I'm not an iOS developer, so I'd need to pay a developer to build it, or partner with one. I ended up hiring contract developers, so my limited money limited my development hours.
As the solopreneur, I did everything but build it:
A couple different freelance developers were used, hired on Upwork.
It was 2001 (remember pre-smartphone life? Bring your map!), and I was designing a small touchscreen keypad for an in-vechicle messaging system. I'd recently finished my Biomechanics/Ergonomics master's thesis measuring muscle activity on physical keyboards, and after double-checking the anthropometric charts for touch size standards, I realized the screen was too small to make all keys the recommended size.
Then I thought, "Why should all the keys be the same size, when we use E waaaay more often than Z, for example?" So I looked up letter frequencies and found that in English, we use just 9 keys about 80% of the time. Since different-sized keys can't be arranged into a grid very well, I figured I might as well put the most-used keys together, and put the most common letter combinations ("bigrams," like TH and ER) next to each other.
I was pretty proud of my solution, but when I presented it to the engineering manager, he was like "WTF?" and implemented a simple QWERTY grid. Sigh. But the seed was planted.
Several years and four kids later, I found myself doing a lot of one-thumb baby-holding typing and thought "there must be a better way" (to type, not parent). The old QWERTY layout might work well enough for 10-finger typing (and we've built up a lot of muscle memory for it), but it just doesn't make sense for the less-ingrained one or two-finger mobile typing.
I sat on the idea for awhile, as I too often do, but when Apple finally announced support for 3rd-party keyboards, I knew I had to do it — I had to try to make mobile typing better for myself and everyone else.
So while my wife baked in the sun on our kid-free vacation, I sat in the nearby shade designing HERO (which I was calling the Thumbprint keyboard for awhile, because early versions had more of a thumbprint pattern instead of HERO's circular rings).
After cardboard usability tests and finalizing the design, it was time to find a contractor (not many had built an iOS keyboard yet), and learn all about publishing and selling on the App Store.
Logically, results were great:
Financially, I can't call it a success. After a couple early blog posts genereated two $600 sales days, sales have been sparse.
HERO's circular design allows for some interesting themes. The app is built so that new themes can be uploaded without republishing the app.

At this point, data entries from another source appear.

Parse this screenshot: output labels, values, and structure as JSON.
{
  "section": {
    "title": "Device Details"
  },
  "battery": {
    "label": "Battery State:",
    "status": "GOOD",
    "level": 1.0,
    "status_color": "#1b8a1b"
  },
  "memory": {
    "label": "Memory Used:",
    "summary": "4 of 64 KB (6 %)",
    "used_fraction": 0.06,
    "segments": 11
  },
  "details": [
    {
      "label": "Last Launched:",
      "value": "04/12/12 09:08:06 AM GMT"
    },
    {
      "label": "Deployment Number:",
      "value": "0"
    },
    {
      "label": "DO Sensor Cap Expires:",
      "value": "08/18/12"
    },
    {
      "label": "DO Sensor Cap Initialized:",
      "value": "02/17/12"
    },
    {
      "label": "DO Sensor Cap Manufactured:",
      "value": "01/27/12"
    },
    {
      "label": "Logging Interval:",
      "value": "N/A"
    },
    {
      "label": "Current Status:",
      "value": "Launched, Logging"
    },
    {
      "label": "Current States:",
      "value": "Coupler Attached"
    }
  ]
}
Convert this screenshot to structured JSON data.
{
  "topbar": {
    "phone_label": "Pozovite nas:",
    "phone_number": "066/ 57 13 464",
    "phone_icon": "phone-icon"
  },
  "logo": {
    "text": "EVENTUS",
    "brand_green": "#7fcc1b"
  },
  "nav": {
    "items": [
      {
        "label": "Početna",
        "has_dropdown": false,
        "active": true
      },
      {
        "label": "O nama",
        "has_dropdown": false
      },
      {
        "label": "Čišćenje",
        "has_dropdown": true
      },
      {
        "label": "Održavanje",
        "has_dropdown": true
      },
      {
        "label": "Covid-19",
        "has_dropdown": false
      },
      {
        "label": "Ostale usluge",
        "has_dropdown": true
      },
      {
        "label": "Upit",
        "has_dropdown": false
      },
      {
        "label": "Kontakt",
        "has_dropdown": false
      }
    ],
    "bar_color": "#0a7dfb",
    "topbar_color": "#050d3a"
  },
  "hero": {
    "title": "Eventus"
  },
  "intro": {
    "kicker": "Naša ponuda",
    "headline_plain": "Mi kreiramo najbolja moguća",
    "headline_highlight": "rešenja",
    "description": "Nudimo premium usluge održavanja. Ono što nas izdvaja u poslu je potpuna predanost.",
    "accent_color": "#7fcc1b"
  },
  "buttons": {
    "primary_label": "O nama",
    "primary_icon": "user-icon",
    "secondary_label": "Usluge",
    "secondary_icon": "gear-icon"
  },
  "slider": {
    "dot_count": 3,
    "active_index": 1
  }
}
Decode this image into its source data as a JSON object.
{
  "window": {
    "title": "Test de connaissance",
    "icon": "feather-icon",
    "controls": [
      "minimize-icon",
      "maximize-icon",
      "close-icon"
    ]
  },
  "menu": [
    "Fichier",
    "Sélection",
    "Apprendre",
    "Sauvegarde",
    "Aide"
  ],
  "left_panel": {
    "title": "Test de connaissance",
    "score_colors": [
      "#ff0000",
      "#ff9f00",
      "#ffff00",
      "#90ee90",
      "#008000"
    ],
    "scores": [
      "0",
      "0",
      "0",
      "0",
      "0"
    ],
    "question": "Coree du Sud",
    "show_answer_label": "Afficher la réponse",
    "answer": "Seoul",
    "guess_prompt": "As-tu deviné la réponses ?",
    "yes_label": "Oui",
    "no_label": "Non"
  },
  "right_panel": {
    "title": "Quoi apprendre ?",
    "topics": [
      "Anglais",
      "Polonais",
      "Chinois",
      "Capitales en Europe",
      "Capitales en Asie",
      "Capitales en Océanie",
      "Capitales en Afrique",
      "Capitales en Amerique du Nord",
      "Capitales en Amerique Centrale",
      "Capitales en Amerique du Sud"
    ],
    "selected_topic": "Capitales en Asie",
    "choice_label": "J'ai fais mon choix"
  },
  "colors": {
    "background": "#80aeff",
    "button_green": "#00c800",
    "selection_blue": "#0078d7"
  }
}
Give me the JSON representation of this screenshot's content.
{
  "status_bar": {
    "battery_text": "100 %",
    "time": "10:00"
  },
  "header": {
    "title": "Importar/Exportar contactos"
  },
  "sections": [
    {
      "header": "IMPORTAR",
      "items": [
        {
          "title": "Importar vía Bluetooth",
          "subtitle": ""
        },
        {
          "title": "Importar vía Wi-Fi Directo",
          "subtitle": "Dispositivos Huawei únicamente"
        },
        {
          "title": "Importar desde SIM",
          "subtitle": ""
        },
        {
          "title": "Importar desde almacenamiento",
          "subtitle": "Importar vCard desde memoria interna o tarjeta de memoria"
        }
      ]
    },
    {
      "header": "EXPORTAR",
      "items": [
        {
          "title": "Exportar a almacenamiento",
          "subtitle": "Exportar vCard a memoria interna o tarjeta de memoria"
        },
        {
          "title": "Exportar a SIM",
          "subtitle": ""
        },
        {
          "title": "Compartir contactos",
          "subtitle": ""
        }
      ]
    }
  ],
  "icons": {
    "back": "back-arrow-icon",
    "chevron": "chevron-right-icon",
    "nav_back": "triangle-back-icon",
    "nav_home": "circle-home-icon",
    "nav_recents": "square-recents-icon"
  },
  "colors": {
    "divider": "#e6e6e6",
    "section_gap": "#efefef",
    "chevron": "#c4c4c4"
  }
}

Launching your own product is an eye-opening experience that I recommend every designer do. It forces you to think holistically: Will people buy it? How do I build it? How should I position and market it? Should I run ads? How will I maintain and support it?
This was the first product I launched, so there was a ton of real-world learning through experience, such as:
I suspected an alternate keyboard would be a tough sell since people are so used to QWERTY, and it didn't help that Apple's 3rd-party keyboard implementation is a bit buggy, so even well-coded keyboard apps crash too often. Also, because system keyboards are built well, people expect their keyboard to work very well, which is hard to do on a shoestring development budget. I think a better development model is to have a dev-partner whose able to provide continuous improvement.